Home | About IPJ | Editorial board | Ahead of print | Current Issue | Archives | Instructions | Contact us |   Login 
Industrial Psychiatry Journal
Search Articles   
Advanced search   
Year : 2021  |  Volume : 30  |  Issue : 1  |  Page : 102-105

Absence of undergraduate medical students from psychiatric training: A study from central India

1 Department of Psychiatry, Mahatma Gandhi Institute of Medical Sciences, Sevagram, Maharashtra, India
2 Department of Physiology, Datta Meghe Institute of Medical Sciences, Wardha, Maharashtra, India

Correspondence Address:
Dr. Kshirod Kumar Mishra
Department of Psychiatry, Mahatma Gandhi Institute of Medical Sciences, Sevagram, Maharashtra
Login to access the Email id

Source of Support: None, Conflict of Interest: None

DOI: 10.4103/ipj.ipj_204_20

Rights and Permissions

Background: Psychiatric problem is as common as among the 25% of the general population and 15% patients attending specialty clinic. Majority of the cases are dealt by primary care physician at the first contact, but there is only 2 weeks of clinical posting and 20 h of theory classes during MBBS course. Earlier studies have reported low attendance during the posting and theory classes. There are few studies on this aspect. On this background, the present study was planned. Methodology: One hundred 8th semester students of MBBS from two medical colleges (Group A government aided college and Group B from Private college under autonomous university) from the same locality of Central Maharashtra were selected for the study after due approval by the Institutional Ethical Committee. Questionnaire was prepared by the psychiatric faculty of both institutes and administered to the individual students. The data were analyzed using suitable statistical methods (Chi-square test and t-test). Results: Only 27% of the students in Group A attended 25%–30% of clinical posting, whereas none of them attended a single theory class. While in Group B, 1/3rd of students attended 30%–40% of clinical posting and 20%–25% of theory class. No separate examination in the subject (88%–94%) and adjustment of attendance in the other major subjects (64–86%) were cited as main reasons for nonattendance among the majority of the students in both the groups. Conclusion: Strict adherence to the attendance by the institutional authority, increase in the training hours and separate examination in the subject at undergraduate level may help in improving the attendance and change in attitude of the students toward psychiatry.

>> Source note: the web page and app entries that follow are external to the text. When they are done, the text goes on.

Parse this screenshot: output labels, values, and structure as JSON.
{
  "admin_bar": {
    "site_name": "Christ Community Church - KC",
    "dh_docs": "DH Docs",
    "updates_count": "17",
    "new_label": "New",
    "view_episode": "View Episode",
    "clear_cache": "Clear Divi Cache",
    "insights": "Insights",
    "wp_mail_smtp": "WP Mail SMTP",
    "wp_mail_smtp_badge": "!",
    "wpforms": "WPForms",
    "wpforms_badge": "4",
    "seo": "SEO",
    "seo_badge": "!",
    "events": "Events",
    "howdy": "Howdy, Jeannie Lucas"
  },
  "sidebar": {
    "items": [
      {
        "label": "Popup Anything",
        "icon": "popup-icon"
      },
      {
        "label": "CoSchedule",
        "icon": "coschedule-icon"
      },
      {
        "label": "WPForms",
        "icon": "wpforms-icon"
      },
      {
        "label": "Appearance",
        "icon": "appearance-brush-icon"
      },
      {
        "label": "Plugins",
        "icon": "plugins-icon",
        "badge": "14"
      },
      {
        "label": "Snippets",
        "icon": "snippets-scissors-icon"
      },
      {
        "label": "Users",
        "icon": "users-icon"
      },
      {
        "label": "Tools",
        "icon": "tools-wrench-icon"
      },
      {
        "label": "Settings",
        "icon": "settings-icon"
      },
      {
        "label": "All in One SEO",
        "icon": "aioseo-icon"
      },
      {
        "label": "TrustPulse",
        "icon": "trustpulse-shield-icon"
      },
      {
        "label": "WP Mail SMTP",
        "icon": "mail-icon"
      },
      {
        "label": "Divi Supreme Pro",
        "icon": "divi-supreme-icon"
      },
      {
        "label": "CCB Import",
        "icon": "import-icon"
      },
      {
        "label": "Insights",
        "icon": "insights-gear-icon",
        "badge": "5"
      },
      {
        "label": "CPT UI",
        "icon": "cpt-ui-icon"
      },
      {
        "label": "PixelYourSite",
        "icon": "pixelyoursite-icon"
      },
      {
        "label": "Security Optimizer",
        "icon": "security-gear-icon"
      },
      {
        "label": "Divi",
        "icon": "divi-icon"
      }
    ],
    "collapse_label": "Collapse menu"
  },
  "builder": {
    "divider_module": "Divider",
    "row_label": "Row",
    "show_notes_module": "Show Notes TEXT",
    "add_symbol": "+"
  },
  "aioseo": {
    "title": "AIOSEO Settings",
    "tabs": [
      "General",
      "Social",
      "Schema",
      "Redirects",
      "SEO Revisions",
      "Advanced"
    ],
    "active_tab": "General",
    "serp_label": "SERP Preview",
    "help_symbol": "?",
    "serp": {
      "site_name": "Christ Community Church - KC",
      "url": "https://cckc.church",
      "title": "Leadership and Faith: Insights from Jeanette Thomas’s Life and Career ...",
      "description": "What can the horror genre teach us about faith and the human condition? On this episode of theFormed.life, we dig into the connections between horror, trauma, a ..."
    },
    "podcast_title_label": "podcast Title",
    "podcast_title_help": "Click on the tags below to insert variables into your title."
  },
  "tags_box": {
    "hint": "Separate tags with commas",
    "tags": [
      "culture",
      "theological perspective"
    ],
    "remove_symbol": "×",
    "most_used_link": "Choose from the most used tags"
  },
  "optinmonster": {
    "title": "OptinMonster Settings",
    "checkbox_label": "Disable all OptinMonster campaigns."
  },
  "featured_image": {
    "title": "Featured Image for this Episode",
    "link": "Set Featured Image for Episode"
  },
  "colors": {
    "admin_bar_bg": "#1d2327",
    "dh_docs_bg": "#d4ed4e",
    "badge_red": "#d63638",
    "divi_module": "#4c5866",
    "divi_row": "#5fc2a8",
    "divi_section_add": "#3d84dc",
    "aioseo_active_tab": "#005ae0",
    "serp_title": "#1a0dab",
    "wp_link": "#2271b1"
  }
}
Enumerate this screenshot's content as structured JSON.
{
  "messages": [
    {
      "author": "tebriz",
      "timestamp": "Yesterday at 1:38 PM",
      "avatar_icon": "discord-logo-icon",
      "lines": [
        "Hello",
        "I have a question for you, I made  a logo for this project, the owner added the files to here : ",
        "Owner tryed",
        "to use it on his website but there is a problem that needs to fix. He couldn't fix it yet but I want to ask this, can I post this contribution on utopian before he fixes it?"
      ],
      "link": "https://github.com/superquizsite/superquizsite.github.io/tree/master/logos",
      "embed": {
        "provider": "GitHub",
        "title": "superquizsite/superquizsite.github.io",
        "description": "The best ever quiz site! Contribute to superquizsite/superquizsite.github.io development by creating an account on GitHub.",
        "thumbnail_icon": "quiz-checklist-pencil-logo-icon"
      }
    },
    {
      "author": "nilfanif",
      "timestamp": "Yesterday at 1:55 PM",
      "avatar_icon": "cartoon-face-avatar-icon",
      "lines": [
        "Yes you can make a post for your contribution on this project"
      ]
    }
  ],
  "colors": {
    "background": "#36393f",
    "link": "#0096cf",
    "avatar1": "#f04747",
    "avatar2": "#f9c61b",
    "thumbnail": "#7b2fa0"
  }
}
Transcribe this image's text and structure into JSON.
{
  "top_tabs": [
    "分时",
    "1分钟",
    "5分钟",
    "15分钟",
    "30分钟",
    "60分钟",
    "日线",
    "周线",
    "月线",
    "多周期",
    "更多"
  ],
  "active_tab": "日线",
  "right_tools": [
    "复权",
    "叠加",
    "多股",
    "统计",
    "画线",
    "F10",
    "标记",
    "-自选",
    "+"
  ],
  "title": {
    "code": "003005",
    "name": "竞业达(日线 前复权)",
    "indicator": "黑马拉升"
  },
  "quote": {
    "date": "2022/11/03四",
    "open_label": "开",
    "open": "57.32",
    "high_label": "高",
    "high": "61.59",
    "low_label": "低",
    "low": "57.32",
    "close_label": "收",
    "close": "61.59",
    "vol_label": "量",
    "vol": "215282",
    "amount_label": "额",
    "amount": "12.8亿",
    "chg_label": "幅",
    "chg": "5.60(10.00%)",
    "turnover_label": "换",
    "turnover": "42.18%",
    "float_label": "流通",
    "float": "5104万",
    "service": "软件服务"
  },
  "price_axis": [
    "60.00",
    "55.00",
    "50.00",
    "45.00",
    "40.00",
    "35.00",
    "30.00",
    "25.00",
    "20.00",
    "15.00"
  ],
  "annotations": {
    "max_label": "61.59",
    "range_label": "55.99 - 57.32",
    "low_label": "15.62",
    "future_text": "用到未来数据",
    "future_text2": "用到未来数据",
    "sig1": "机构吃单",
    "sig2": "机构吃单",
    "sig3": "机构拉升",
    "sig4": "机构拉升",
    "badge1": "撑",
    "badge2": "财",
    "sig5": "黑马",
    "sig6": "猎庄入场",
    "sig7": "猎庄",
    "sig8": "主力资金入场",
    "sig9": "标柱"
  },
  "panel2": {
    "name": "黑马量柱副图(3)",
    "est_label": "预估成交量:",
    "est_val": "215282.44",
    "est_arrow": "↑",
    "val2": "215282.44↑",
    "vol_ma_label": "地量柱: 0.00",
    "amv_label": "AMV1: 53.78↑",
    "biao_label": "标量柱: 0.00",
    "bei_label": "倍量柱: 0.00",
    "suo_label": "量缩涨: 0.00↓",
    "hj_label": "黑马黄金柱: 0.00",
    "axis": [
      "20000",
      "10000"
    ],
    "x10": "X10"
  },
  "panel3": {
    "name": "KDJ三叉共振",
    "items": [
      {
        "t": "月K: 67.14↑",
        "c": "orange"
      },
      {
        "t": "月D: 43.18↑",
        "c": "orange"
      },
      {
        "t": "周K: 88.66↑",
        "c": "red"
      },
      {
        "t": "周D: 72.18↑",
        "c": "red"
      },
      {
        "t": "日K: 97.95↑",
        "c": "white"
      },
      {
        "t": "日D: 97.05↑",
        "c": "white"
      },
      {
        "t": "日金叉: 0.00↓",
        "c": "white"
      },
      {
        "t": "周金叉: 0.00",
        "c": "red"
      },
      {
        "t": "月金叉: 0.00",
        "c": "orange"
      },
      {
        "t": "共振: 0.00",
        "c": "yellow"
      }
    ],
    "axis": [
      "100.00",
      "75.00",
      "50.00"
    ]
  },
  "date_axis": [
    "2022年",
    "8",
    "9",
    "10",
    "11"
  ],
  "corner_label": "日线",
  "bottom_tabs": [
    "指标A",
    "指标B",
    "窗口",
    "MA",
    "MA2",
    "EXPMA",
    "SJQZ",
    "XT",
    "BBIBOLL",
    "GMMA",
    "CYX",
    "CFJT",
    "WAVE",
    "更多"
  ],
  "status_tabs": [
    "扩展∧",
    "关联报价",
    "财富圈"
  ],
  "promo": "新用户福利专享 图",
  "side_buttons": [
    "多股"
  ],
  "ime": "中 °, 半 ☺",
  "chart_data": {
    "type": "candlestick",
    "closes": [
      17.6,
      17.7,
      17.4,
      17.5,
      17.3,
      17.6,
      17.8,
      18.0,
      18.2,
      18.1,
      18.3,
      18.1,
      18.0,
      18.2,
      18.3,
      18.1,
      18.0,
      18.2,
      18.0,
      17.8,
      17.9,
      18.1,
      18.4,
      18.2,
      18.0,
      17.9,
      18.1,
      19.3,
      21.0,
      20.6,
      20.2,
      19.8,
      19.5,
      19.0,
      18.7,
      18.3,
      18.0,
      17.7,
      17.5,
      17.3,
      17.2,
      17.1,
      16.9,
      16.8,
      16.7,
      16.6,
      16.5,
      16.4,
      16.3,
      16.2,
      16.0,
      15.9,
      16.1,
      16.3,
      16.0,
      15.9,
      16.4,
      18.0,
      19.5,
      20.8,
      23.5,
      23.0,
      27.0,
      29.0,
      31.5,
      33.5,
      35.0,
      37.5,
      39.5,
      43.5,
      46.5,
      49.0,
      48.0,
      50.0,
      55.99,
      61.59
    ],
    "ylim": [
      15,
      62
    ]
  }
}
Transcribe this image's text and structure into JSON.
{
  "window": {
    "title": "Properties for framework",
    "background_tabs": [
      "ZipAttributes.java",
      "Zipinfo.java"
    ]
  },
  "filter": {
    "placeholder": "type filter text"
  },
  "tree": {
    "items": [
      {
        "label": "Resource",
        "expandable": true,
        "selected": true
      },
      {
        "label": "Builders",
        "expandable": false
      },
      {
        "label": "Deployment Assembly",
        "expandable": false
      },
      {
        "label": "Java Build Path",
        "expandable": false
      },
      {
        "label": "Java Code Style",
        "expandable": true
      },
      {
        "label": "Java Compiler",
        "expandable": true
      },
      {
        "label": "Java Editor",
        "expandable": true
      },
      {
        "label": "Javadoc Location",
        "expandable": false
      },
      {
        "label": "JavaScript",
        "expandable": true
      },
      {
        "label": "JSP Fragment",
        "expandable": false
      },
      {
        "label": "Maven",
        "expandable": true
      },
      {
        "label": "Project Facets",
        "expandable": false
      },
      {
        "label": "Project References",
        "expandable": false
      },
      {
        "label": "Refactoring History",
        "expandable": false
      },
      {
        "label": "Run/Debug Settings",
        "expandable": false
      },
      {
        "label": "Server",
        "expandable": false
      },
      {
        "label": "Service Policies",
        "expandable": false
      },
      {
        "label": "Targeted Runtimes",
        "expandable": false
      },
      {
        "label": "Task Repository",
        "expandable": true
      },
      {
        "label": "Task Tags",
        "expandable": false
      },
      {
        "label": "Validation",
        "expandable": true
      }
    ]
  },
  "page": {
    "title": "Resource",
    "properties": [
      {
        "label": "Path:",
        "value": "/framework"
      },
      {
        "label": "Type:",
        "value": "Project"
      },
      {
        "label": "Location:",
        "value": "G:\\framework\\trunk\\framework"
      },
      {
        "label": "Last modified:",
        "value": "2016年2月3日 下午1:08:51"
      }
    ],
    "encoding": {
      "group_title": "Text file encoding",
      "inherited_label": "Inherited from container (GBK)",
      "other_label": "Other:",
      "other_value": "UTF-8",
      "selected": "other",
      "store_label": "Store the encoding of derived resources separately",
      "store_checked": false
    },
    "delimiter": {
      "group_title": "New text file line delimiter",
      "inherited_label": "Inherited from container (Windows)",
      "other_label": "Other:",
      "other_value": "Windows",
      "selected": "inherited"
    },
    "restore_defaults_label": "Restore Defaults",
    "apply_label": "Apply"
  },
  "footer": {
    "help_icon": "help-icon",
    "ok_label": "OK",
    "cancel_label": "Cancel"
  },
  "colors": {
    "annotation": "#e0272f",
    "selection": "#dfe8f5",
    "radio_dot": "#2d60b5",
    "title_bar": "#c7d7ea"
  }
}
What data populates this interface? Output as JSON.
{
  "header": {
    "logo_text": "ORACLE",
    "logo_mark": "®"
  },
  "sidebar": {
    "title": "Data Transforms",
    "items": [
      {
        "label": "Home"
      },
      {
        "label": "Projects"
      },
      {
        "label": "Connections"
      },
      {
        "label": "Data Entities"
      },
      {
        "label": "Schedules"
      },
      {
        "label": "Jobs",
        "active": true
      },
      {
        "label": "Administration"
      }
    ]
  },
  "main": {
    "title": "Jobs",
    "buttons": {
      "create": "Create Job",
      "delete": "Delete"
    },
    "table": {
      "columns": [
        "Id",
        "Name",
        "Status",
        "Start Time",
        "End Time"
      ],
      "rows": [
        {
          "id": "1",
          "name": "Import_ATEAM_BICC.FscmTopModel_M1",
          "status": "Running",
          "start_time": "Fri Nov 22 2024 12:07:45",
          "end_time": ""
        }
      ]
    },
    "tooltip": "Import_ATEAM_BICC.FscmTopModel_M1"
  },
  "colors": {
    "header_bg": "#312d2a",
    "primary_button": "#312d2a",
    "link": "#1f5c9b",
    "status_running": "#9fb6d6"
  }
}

Print this article     Email this article
 Next article
 Previous article
 Table of Contents

 Similar in PUBMED
 Related articles
 Citation Manager
 Access Statistics
 Reader Comments
 Email Alert *
 Add to My List *
 * Requires registration (Free)

 Article Access Statistics
    PDF Downloaded18    
    Comments [Add]    

Recommend this journal